▸ **Task to carry out**: Which lines of the entries below contain the string "最后发表"? Copy each one.

Dataset rows for apps and sites:
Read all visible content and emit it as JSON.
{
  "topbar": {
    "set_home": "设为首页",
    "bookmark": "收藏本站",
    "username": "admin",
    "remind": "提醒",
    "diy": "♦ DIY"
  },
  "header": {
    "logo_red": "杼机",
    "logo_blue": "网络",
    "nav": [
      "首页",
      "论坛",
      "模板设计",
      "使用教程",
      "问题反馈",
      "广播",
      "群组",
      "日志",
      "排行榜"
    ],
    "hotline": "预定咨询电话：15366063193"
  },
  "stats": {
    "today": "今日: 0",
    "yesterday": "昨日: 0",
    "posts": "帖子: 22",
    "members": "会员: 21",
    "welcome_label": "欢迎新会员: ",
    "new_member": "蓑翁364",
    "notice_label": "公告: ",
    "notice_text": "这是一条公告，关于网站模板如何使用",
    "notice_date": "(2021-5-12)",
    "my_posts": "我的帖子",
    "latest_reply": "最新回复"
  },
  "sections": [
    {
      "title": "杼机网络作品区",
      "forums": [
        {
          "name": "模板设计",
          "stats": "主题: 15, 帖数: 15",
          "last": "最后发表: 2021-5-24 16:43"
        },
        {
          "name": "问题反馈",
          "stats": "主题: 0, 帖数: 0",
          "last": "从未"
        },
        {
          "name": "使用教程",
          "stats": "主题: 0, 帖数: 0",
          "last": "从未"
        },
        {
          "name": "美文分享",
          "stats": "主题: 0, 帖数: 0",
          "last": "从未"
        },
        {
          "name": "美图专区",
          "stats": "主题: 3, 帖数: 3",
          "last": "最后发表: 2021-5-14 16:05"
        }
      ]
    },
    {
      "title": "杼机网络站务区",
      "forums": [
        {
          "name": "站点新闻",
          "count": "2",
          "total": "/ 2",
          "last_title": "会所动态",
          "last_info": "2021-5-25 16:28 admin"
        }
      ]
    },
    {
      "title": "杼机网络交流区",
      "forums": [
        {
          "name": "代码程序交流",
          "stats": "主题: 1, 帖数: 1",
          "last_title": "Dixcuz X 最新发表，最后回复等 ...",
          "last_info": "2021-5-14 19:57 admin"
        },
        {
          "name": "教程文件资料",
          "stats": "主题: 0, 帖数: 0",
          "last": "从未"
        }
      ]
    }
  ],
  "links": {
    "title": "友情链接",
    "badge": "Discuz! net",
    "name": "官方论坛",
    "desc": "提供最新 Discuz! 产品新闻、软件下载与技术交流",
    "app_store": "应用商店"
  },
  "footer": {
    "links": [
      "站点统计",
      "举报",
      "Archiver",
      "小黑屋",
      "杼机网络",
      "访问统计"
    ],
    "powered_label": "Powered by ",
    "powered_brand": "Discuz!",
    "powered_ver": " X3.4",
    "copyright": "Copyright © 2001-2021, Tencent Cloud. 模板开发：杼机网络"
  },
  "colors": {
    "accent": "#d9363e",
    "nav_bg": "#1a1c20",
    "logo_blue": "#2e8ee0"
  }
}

▸ **Task answer**:
          "last": "最后发表: 2021-5-24 16:43"
          "last": "最后发表: 2021-5-14 16:05"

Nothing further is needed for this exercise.